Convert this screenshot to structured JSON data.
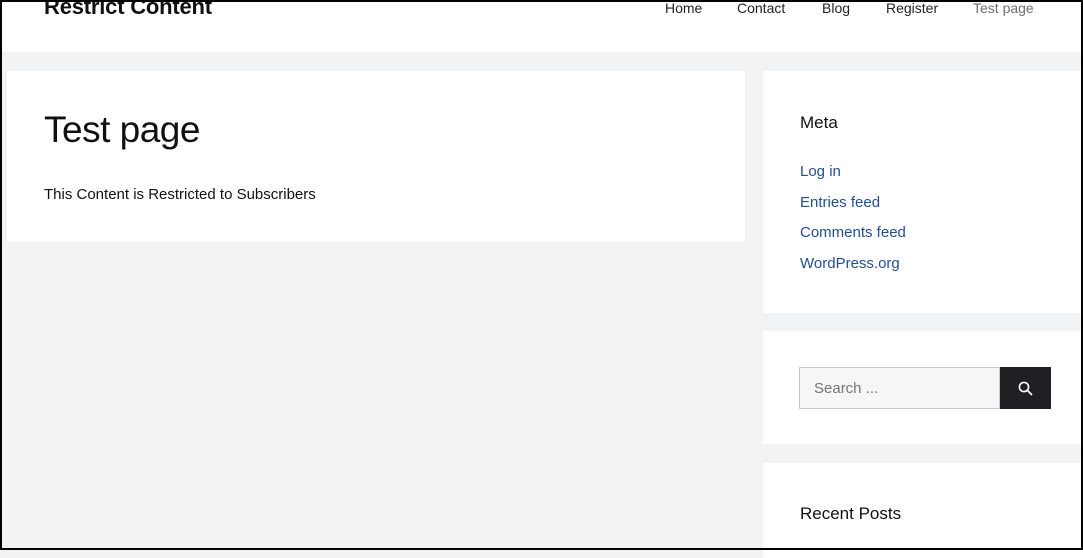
{
  "header": {
    "site_title": "Restrict Content",
    "nav": [
      {
        "label": "Home"
      },
      {
        "label": "Contact"
      },
      {
        "label": "Blog"
      },
      {
        "label": "Register"
      },
      {
        "label": "Test page"
      }
    ]
  },
  "main": {
    "title": "Test page",
    "body": "This Content is Restricted to Subscribers"
  },
  "sidebar": {
    "meta": {
      "title": "Meta",
      "links": [
        {
          "label": "Log in"
        },
        {
          "label": "Entries feed"
        },
        {
          "label": "Comments feed"
        },
        {
          "label": "WordPress.org"
        }
      ]
    },
    "search": {
      "placeholder": "Search ...",
      "button_icon": "search-icon"
    },
    "recent": {
      "title": "Recent Posts"
    }
  },
  "colors": {
    "link": "#1e4fa3",
    "background": "#f2f3f4",
    "search_button": "#1f1f24"
  }
}
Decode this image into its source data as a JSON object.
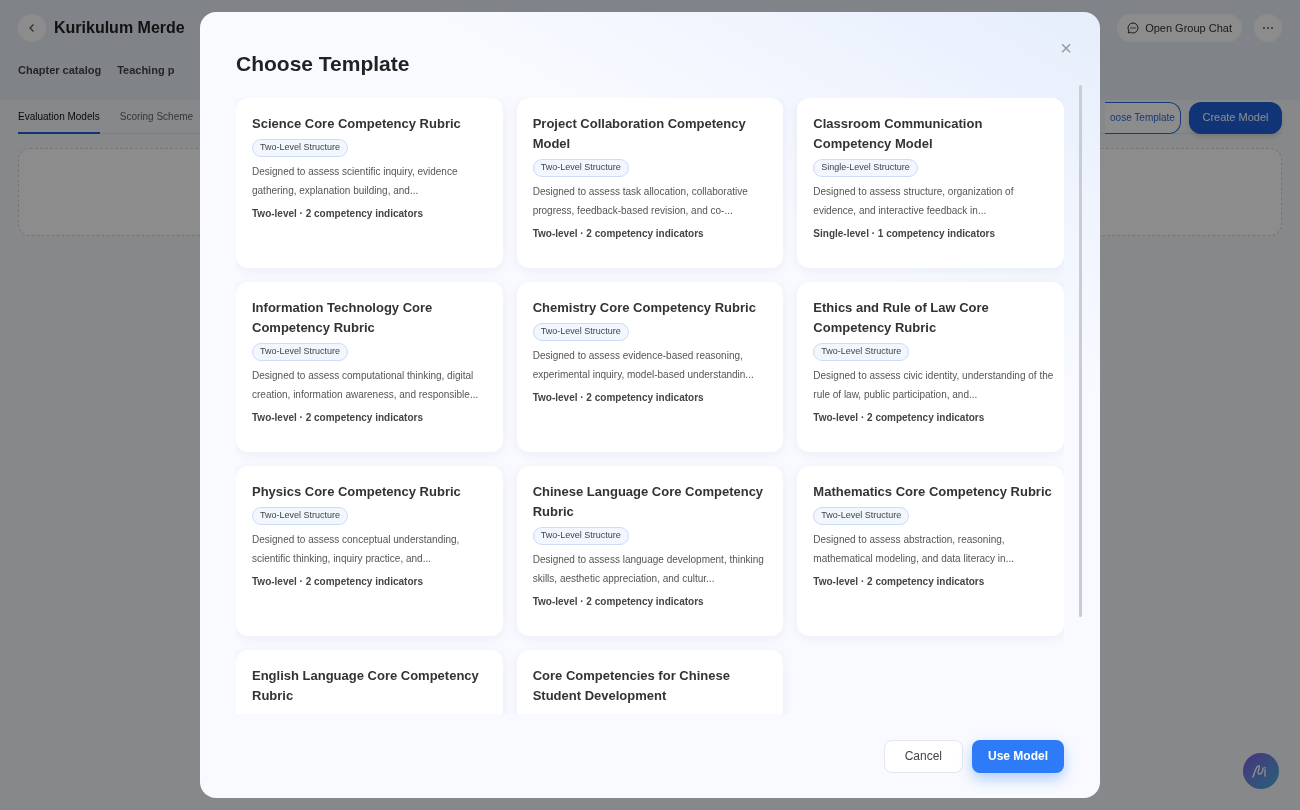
{
  "page": {
    "title": "Kurikulum Merde",
    "tabs": [
      {
        "label": "Chapter catalog",
        "selected": false
      },
      {
        "label": "Teaching p",
        "selected": false
      }
    ],
    "header_buttons": [
      "Open Group Chat",
      "⋯"
    ],
    "subtabs": [
      {
        "label": "Evaluation Models",
        "selected": true
      },
      {
        "label": "Scoring Scheme",
        "selected": false
      }
    ],
    "actions": [
      {
        "label": "oose Template",
        "kind": "outline"
      },
      {
        "label": "Create Model",
        "kind": "primary"
      }
    ]
  },
  "dialog": {
    "title": "Choose Template",
    "close": "×",
    "templates": [
      {
        "title": "Science Core Competency Rubric",
        "tag": "Two-Level Structure",
        "description": "Designed to assess scientific inquiry, evidence gathering, explanation building, and...",
        "meta": "Two-level · 2 competency indicators"
      },
      {
        "title": "Project Collaboration Competency Model",
        "tag": "Two-Level Structure",
        "description": "Designed to assess task allocation, collaborative progress, feedback-based revision, and co-...",
        "meta": "Two-level · 2 competency indicators"
      },
      {
        "title": "Classroom Communication Competency Model",
        "tag": "Single-Level Structure",
        "description": "Designed to assess structure, organization of evidence, and interactive feedback in...",
        "meta": "Single-level · 1 competency indicators"
      },
      {
        "title": "Information Technology Core Competency Rubric",
        "tag": "Two-Level Structure",
        "description": "Designed to assess computational thinking, digital creation, information awareness, and responsible...",
        "meta": "Two-level · 2 competency indicators"
      },
      {
        "title": "Chemistry Core Competency Rubric",
        "tag": "Two-Level Structure",
        "description": "Designed to assess evidence-based reasoning, experimental inquiry, model-based understandin...",
        "meta": "Two-level · 2 competency indicators"
      },
      {
        "title": "Ethics and Rule of Law Core Competency Rubric",
        "tag": "Two-Level Structure",
        "description": "Designed to assess civic identity, understanding of the rule of law, public participation, and...",
        "meta": "Two-level · 2 competency indicators"
      },
      {
        "title": "Physics Core Competency Rubric",
        "tag": "Two-Level Structure",
        "description": "Designed to assess conceptual understanding, scientific thinking, inquiry practice, and...",
        "meta": "Two-level · 2 competency indicators"
      },
      {
        "title": "Chinese Language Core Competency Rubric",
        "tag": "Two-Level Structure",
        "description": "Designed to assess language development, thinking skills, aesthetic appreciation, and cultur...",
        "meta": "Two-level · 2 competency indicators"
      },
      {
        "title": "Mathematics Core Competency Rubric",
        "tag": "Two-Level Structure",
        "description": "Designed to assess abstraction, reasoning, mathematical modeling, and data literacy in...",
        "meta": "Two-level · 2 competency indicators"
      },
      {
        "title": "English Language Core Competency Rubric"
      },
      {
        "title": "Core Competencies for Chinese Student Development"
      }
    ],
    "buttons": [
      {
        "label": "Cancel",
        "kind": "secondary"
      },
      {
        "label": "Use Model",
        "kind": "primary"
      }
    ]
  }
}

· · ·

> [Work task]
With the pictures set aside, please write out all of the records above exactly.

> [Your response]
Convert this screenshot to structured JSON data.
{
  "header": {
    "site_title": "Restrict Content",
    "nav": [
      {
        "label": "Home"
      },
      {
        "label": "Contact"
      },
      {
        "label": "Blog"
      },
      {
        "label": "Register"
      },
      {
        "label": "Test page"
      }
    ]
  },
  "main": {
    "title": "Test page",
    "body": "This Content is Restricted to Subscribers"
  },
  "sidebar": {
    "meta": {
      "title": "Meta",
      "links": [
        {
          "label": "Log in"
        },
        {
          "label": "Entries feed"
        },
        {
          "label": "Comments feed"
        },
        {
          "label": "WordPress.org"
        }
      ]
    },
    "search": {
      "placeholder": "Search ...",
      "button_icon": "search-icon"
    },
    "recent": {
      "title": "Recent Posts"
    }
  },
  "colors": {
    "link": "#1e4fa3",
    "background": "#f2f3f4",
    "search_button": "#1f1f24"
  }
}
Decode this image into its source data as a JSON object.
{
  "page": {
    "title": "Kurikulum Merde",
    "tabs": [
      {
        "label": "Chapter catalog",
        "selected": false
      },
      {
        "label": "Teaching p",
        "selected": false
      }
    ],
    "header_buttons": [
      "Open Group Chat",
      "⋯"
    ],
    "subtabs": [
      {
        "label": "Evaluation Models",
        "selected": true
      },
      {
        "label": "Scoring Scheme",
        "selected": false
      }
    ],
    "actions": [
      {
        "label": "oose Template",
        "kind": "outline"
      },
      {
        "label": "Create Model",
        "kind": "primary"
      }
    ]
  },
  "dialog": {
    "title": "Choose Template",
    "close": "×",
    "templates": [
      {
        "title": "Science Core Competency Rubric",
        "tag": "Two-Level Structure",
        "description": "Designed to assess scientific inquiry, evidence gathering, explanation building, and...",
        "meta": "Two-level · 2 competency indicators"
      },
      {
        "title": "Project Collaboration Competency Model",
        "tag": "Two-Level Structure",
        "description": "Designed to assess task allocation, collaborative progress, feedback-based revision, and co-...",
        "meta": "Two-level · 2 competency indicators"
      },
      {
        "title": "Classroom Communication Competency Model",
        "tag": "Single-Level Structure",
        "description": "Designed to assess structure, organization of evidence, and interactive feedback in...",
        "meta": "Single-level · 1 competency indicators"
      },
      {
        "title": "Information Technology Core Competency Rubric",
        "tag": "Two-Level Structure",
        "description": "Designed to assess computational thinking, digital creation, information awareness, and responsible...",
        "meta": "Two-level · 2 competency indicators"
      },
      {
        "title": "Chemistry Core Competency Rubric",
        "tag": "Two-Level Structure",
        "description": "Designed to assess evidence-based reasoning, experimental inquiry, model-based understandin...",
        "meta": "Two-level · 2 competency indicators"
      },
      {
        "title": "Ethics and Rule of Law Core Competency Rubric",
        "tag": "Two-Level Structure",
        "description": "Designed to assess civic identity, understanding of the rule of law, public participation, and...",
        "meta": "Two-level · 2 competency indicators"
      },
      {
        "title": "Physics Core Competency Rubric",
        "tag": "Two-Level Structure",
        "description": "Designed to assess conceptual understanding, scientific thinking, inquiry practice, and...",
        "meta": "Two-level · 2 competency indicators"
      },
      {
        "title": "Chinese Language Core Competency Rubric",
        "tag": "Two-Level Structure",
        "description": "Designed to assess language development, thinking skills, aesthetic appreciation, and cultur...",
        "meta": "Two-level · 2 competency indicators"
      },
      {
        "title": "Mathematics Core Competency Rubric",
        "tag": "Two-Level Structure",
        "description": "Designed to assess abstraction, reasoning, mathematical modeling, and data literacy in...",
        "meta": "Two-level · 2 competency indicators"
      },
      {
        "title": "English Language Core Competency Rubric"
      },
      {
        "title": "Core Competencies for Chinese Student Development"
      }
    ],
    "buttons": [
      {
        "label": "Cancel",
        "kind": "secondary"
      },
      {
        "label": "Use Model",
        "kind": "primary"
      }
    ]
  }
}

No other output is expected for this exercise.